* Task instructions *
When the string "this" appears in a line of the records, show the whole line.

* Data excerpts *
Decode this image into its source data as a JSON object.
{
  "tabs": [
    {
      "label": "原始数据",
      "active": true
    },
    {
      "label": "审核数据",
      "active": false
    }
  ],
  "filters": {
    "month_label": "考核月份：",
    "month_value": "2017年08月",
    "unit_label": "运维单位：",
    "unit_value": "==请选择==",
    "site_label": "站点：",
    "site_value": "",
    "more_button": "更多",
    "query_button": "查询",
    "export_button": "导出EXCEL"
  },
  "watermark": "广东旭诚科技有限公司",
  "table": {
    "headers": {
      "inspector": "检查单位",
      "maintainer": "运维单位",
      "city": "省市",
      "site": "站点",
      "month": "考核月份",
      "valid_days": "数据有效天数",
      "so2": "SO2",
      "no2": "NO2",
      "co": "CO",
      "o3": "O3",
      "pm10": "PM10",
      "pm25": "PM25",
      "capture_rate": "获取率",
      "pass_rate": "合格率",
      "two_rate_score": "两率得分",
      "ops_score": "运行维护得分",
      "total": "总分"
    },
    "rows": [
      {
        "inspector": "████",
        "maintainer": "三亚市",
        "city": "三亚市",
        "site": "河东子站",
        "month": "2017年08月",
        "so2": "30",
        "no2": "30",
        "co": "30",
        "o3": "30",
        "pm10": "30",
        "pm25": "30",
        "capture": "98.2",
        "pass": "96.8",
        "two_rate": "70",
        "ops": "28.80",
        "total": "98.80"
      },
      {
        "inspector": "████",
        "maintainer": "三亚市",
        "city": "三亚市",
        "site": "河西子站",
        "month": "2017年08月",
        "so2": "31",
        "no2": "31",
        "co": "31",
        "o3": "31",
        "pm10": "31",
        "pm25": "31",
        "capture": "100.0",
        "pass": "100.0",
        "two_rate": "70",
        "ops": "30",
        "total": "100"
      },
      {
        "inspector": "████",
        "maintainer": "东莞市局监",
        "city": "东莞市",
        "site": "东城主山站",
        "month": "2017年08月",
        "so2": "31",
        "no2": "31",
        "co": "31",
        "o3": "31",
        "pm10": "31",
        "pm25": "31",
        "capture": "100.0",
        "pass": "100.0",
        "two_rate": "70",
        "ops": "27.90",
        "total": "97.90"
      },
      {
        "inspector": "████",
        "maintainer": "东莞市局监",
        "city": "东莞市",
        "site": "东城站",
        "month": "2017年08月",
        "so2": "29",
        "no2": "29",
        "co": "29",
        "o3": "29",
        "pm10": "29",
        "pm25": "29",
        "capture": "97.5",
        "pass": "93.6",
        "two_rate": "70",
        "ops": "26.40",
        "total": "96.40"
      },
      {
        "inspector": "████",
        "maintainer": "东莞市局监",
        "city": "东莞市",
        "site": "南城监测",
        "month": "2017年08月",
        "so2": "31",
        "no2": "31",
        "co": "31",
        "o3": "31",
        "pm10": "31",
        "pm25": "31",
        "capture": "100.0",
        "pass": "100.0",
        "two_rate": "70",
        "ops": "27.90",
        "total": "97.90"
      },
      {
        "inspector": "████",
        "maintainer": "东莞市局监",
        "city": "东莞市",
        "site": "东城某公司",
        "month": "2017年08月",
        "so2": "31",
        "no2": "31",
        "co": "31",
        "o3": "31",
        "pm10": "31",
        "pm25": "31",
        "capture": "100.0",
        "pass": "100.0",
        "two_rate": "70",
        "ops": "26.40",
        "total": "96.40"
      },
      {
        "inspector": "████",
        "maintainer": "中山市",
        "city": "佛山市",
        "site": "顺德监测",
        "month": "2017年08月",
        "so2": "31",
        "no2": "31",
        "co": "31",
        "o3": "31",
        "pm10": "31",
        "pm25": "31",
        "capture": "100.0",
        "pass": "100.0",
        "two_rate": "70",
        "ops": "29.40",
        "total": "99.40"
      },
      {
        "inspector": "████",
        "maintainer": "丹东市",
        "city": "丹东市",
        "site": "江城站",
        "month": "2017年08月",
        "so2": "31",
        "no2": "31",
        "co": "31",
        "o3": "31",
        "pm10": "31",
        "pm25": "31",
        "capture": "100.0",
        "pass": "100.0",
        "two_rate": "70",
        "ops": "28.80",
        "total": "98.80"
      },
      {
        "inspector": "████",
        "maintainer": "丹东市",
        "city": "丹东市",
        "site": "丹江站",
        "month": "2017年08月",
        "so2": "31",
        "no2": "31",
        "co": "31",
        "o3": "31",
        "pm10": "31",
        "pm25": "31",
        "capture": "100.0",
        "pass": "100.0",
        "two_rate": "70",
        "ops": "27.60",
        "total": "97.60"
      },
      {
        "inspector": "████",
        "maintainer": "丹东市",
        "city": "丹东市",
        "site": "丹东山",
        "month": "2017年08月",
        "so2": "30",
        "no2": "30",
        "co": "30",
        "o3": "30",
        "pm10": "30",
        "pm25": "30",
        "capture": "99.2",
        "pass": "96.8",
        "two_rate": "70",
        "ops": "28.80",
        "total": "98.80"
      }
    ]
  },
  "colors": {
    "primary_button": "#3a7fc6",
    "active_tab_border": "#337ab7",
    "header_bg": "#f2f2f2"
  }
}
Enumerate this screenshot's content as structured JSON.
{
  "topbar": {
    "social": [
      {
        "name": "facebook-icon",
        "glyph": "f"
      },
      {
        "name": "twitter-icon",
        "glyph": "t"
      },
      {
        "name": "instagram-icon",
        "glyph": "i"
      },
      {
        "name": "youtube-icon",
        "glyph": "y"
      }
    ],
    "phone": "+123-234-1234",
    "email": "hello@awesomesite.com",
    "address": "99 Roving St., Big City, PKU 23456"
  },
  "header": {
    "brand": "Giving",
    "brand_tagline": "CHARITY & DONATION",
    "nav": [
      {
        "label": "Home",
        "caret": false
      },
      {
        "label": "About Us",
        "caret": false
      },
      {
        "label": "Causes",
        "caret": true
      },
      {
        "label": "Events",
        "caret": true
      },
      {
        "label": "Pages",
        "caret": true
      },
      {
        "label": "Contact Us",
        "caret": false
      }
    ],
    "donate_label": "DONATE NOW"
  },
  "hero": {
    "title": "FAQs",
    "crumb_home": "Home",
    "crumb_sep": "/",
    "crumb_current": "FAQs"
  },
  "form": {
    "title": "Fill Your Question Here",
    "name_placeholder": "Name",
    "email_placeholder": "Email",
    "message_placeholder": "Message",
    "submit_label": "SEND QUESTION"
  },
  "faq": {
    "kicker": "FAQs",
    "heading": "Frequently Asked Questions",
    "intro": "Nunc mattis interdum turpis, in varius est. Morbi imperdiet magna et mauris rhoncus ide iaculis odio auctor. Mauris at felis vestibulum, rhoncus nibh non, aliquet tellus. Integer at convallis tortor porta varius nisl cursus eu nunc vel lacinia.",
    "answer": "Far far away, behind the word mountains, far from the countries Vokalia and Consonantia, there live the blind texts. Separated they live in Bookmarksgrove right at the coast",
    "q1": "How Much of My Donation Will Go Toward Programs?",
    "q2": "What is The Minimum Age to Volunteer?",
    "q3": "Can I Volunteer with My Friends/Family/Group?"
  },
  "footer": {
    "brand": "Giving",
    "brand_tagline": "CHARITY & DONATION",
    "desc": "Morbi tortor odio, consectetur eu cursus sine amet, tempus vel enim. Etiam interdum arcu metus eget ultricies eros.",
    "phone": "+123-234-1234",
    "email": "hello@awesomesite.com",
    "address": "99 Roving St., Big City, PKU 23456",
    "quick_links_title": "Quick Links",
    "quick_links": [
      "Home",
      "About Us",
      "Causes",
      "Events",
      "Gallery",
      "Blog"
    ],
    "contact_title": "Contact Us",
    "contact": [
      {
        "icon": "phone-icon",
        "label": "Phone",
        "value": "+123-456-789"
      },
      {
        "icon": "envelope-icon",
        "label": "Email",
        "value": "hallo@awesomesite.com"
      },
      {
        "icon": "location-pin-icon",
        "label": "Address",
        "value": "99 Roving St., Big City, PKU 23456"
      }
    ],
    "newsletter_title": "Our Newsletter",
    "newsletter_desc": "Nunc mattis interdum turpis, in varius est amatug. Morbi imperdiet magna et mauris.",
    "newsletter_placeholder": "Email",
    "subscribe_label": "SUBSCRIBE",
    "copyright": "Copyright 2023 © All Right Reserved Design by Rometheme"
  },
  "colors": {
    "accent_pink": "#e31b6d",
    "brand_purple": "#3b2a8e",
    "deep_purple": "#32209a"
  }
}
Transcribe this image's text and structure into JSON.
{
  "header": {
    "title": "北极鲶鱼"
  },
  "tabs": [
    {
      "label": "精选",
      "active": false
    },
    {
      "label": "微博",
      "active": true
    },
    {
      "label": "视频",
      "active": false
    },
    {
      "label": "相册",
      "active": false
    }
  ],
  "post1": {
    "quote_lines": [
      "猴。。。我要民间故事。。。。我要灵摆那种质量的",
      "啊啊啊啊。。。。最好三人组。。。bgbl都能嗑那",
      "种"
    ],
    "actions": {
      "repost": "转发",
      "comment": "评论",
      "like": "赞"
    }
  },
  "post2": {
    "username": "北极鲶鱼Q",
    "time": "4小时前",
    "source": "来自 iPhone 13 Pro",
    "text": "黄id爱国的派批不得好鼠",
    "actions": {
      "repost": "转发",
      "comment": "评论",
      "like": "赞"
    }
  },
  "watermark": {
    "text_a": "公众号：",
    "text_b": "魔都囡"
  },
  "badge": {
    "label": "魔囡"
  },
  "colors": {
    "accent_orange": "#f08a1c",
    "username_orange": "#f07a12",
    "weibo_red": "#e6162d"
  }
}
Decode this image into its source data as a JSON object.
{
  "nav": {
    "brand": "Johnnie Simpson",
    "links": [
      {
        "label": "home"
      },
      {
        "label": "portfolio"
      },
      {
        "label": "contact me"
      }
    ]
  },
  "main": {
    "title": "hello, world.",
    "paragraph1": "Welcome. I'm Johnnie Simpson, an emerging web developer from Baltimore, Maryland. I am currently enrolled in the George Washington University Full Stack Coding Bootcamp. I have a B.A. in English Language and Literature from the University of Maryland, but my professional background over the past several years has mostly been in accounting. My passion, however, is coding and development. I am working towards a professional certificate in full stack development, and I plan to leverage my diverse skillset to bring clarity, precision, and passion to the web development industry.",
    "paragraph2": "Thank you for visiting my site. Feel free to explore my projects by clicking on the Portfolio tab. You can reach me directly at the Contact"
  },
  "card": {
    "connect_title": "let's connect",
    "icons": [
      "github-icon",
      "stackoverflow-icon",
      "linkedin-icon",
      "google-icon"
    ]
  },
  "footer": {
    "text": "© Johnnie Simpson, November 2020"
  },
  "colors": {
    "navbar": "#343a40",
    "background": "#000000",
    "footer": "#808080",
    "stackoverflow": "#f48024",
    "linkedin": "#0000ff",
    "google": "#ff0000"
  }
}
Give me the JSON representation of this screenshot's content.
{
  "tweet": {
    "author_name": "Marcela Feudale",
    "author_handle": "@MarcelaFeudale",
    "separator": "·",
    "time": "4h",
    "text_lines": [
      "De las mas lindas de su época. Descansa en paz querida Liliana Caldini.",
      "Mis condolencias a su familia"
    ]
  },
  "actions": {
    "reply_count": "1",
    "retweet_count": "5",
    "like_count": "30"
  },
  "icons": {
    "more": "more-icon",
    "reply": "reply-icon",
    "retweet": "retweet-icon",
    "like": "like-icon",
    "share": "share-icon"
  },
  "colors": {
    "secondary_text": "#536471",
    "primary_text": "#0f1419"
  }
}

* Answer to the exercise *
Decode this image into its source data as a JSON object.
Enumerate this screenshot's content as structured JSON.
Transcribe this image's text and structure into JSON.
Decode this image into its source data as a JSON object.
Give me the JSON representation of this screenshot's content.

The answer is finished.